Look at the crib to find the largest entry less than or equal to 102. It is 91, as in 7×13=91. Write copy this entry to the division problem, on row d, directly under the 102. Since this came from row 7 of the crib, write a 7 on the answer line, aligned with the 102 and the 91, as shown. Check the work, to see that 7 (on the answer line) times 13 (the divisor, on line a), equals 91 (on line d). Do the subtraction.
As a check on the work, when doing this subtraction, the result should never be less than zero, and should never be greater than or equal to the divisor. Otherwise you’ve used the wrong line from the crib, or made an arithmetic error.
We now shift attention to the situation shown in figure 5. Bring down the 7, look in the crib to find the largest entry less than or equal to 117, which is in fact 117, as in 9×13=117. Since this came from line 9 of the crib, write a 9 on the answer line, properly aligned.
The final subtraction yields the remainder on line g. The remainder is zero in this example, because 13 divides 7527 evenly.
The crib plays several important roles.
Perhaps the crib’s most important advantage, especially when people are first learning long division, is that the crib removes the mystery and the guesswork from the long division process. This is in contrast to the “trial” method, where you have to guess a quotient digit, and you might guess wrong. Using the crib means we never need to do a short division or trial division; all we need to do is skim the table to find the desired row.
We have replaced trial division by multiplication and table-lookup. Actually we didn’t even need to do any multiplication, so it would be better to say we have replaced trial division by addition.
Another advantage is efficiency, especially when the dividend has many digits. That’s because you only need to construct the crib once (for any given divisor), but then you get to use it again and again, once for each digit if the dividend. For long dividends, this saves a tremendous amount of work. (This is not a good selling point when kids are just learning long division, because they are afraid of big multi-digit dividends.) Setting up the crib is so fast that you’ve got almost nothing to lose, even for small dividends.
Another advantage is that it is easy to check the correctness of the crib. It’s just sitting there begging to be checked.
When bringing down a digit, you may optionally bring down all the digits. For instance, in figure 4, if you bring down all the digits you get 1027 on row c. One advantage is that 1027 is a meaningful number, formed by the expression 7527−13×5×100. This shows how the steps of the algorithm (and the intermediate results) actually have mathematical meaning; we are not not blindly following some mystical mumbo-jumbo incantation. I recommend that if you are trying to understand the algorithm, you should bring down all the digits a few times, at least until you see how everything works.

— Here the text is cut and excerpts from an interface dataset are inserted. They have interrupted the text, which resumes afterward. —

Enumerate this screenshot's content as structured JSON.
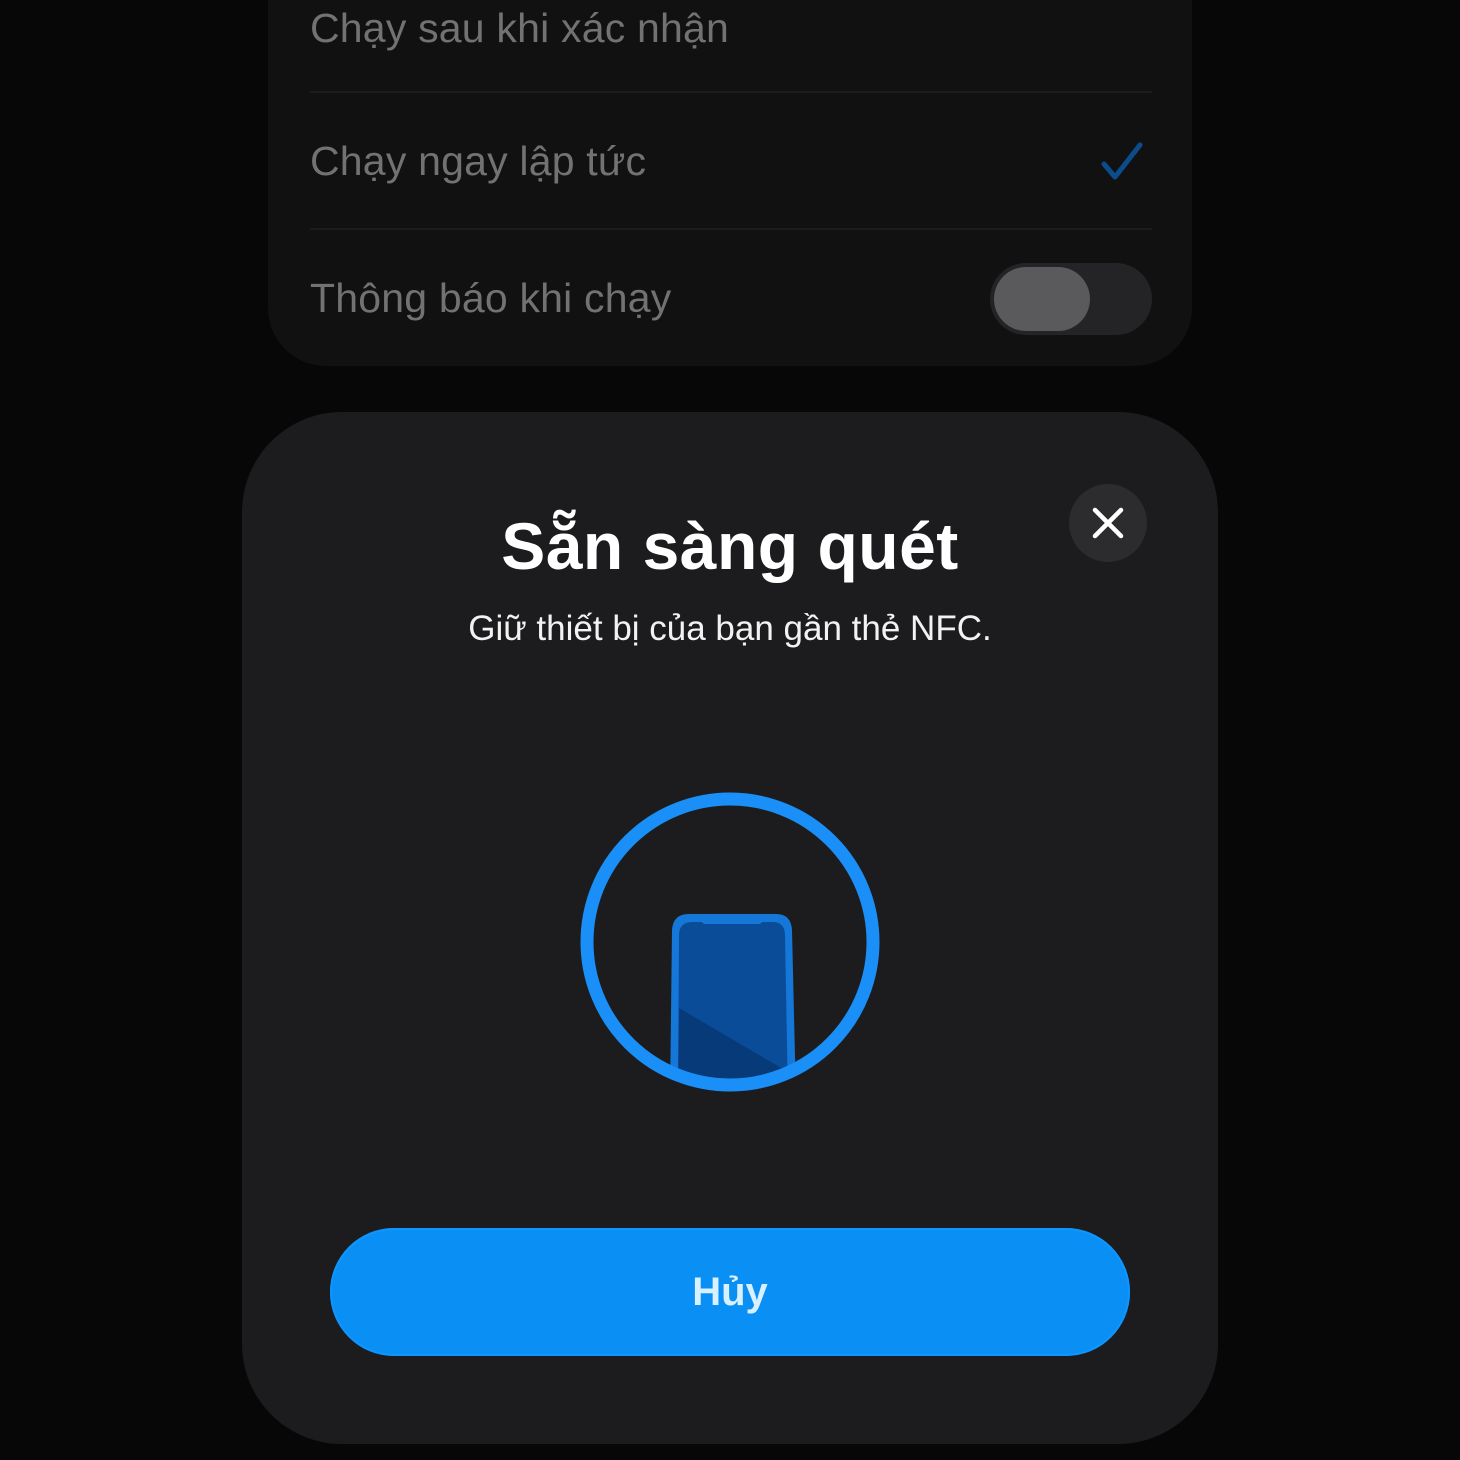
{
  "settings": {
    "rows": [
      {
        "label": "Chạy sau khi xác nhận"
      },
      {
        "label": "Chạy ngay lập tức",
        "selected": true
      },
      {
        "label": "Thông báo khi chạy",
        "toggle_on": false
      }
    ]
  },
  "nfc_sheet": {
    "title": "Sẵn sàng quét",
    "subtitle": "Giữ thiết bị của bạn gần thẻ NFC.",
    "close_icon": "close-icon",
    "illustration_icon": "phone-in-circle-icon",
    "cancel_label": "Hủy"
  },
  "colors": {
    "accent": "#0a8ff5",
    "sheet_background": "#1c1c1e",
    "ring": "#1a8ff7",
    "phone_body": "#0a4f9a"
  }
}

A small disadvantage is that bringing down all the digits requires more copying. The countervailing small advantage is that it may help keep the digits lined up in their proper columns. Whether the advantages outweigh the cost is open to question, and probably boils down to a question of personal preference.
Another remark: Division is the “inverse function” of multiplication. In a profound sense, for any function that can be tabulated, you can construct the inverse function – if it exists – by switching columns in the table. That is, we interchange abscissa and ordinate: (x,y)↔(y,x). That’s why we are able to perform division using what looks like a multiplication table; we just use the table backwards.
Copyright © 2007 jsd